Installing Dormant Sod

Warm season grasses lose their color and go into a dormant state after several frosts in the fall. Root growth stops when the soil temperature is at approximately 47 degrees Fahrenheit, and does not start again until the soil warms up.

Because well established turf areas are often killed or severely damaged  by extreme cold, neither we or any other reputable sod grower guarantee that our sod will survive the winter. Moisture is a key element to successfully bringing your “unrooted” sod  through a cold winter. 
Nevertheless, we annually ship many truckloads of sod during the fall and winter months which is installed in areas as cold or colder than Asheville, North Carolina. We rarely see any problems, and most of the sod survives about as well as sod being installed during warm weather. 
The advantages to laying sod sod during the fall and winter months are:           
            1. Produces a finished appearance.
            2. Reduces mud, dust and weeds.
            3. Helps control erosion and protects walks, drives and the base of buildings.
            4. Reduces mud and dirt tracked onto the carpets and other floor finishes.
However, care must be taken to assure that the grass will live through the winter and break dormancy or “wake up” and begin growing in the spring.

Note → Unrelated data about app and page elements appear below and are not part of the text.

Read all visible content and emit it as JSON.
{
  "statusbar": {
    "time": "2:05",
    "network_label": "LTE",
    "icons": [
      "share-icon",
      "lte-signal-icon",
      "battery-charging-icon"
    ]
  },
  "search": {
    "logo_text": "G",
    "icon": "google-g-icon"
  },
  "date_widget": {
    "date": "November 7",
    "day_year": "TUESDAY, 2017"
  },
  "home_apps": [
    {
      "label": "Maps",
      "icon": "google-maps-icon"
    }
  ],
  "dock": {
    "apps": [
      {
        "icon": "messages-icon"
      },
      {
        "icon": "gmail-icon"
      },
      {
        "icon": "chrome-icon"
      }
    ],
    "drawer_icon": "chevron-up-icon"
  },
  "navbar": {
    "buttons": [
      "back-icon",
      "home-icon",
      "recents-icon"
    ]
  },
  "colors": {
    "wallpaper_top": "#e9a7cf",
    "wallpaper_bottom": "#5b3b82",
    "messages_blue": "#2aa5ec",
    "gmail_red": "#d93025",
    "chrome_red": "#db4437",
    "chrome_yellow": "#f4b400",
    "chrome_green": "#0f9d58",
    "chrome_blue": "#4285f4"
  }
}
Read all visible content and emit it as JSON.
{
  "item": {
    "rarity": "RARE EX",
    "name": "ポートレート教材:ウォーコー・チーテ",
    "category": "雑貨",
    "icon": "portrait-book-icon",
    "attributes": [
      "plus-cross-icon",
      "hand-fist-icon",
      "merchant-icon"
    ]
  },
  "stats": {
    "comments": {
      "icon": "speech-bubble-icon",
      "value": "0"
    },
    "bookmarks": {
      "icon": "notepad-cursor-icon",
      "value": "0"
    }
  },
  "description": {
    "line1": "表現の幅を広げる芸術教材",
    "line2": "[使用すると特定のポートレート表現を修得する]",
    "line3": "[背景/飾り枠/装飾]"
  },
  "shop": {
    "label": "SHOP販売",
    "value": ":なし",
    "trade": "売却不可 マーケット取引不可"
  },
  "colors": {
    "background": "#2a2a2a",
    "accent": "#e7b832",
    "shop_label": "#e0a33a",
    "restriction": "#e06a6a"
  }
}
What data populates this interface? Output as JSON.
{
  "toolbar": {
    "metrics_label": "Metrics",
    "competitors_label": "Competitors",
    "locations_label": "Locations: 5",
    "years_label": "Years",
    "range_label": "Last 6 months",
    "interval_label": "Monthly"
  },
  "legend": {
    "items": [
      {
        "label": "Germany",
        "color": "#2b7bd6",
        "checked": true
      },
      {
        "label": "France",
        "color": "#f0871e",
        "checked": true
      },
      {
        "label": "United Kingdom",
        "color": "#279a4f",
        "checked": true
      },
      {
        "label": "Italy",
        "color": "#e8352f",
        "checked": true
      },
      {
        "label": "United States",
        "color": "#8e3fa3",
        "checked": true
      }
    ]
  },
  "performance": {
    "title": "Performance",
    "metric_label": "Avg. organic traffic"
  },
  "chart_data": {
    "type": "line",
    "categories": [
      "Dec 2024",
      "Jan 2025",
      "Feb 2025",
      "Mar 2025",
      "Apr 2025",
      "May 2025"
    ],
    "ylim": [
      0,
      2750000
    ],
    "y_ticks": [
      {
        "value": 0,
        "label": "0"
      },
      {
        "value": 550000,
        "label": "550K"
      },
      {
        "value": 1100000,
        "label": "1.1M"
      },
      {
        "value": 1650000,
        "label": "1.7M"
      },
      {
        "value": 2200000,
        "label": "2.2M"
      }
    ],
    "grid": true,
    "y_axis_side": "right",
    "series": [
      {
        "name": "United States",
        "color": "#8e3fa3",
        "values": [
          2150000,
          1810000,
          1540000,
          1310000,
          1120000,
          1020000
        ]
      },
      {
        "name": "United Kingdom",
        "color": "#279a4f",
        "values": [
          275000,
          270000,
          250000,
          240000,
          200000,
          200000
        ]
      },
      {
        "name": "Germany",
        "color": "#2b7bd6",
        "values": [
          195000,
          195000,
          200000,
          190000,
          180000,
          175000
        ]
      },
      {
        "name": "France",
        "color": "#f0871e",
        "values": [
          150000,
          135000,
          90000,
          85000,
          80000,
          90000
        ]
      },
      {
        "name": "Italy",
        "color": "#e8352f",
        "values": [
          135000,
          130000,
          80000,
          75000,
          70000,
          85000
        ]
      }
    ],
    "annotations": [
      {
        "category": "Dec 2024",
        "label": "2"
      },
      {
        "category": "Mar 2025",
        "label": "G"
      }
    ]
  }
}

Research has shown that several factors are critical to the success of dormant sod installation.  These include:
1. Proper soil preparation, including incorporating a “Starter” fertilizer (5:5:15) into the soil. A loose seedbed is very important especially since several months are likely to pass before before the roots begin to grow.
2. Good sod to soil contact. Rolling or tamping is helpful to insure that the sod is in firm contact with the soil to reduce voids and air spaces which can allow the roots to dry out.
3. Water management.  DORMANT SOD NEEDS WATER TOO! A common misconception is that because the grass is brown it does not need water. This is not true, but because of more frequent rainfall and a lower evaporation rate the need for supplemental irrigation is usually far less in the winter. But one needs to know that cold drying winds can cause desiccation. It is very important that the sod is checked by pulling up the ends and edges to determine that there is adequate moisture on the back of the sod pad as well as in the surface soil underneath.

Remember, even though the grass blades are brown and appear dead, it is still a living plant which must be nurtured and cared for.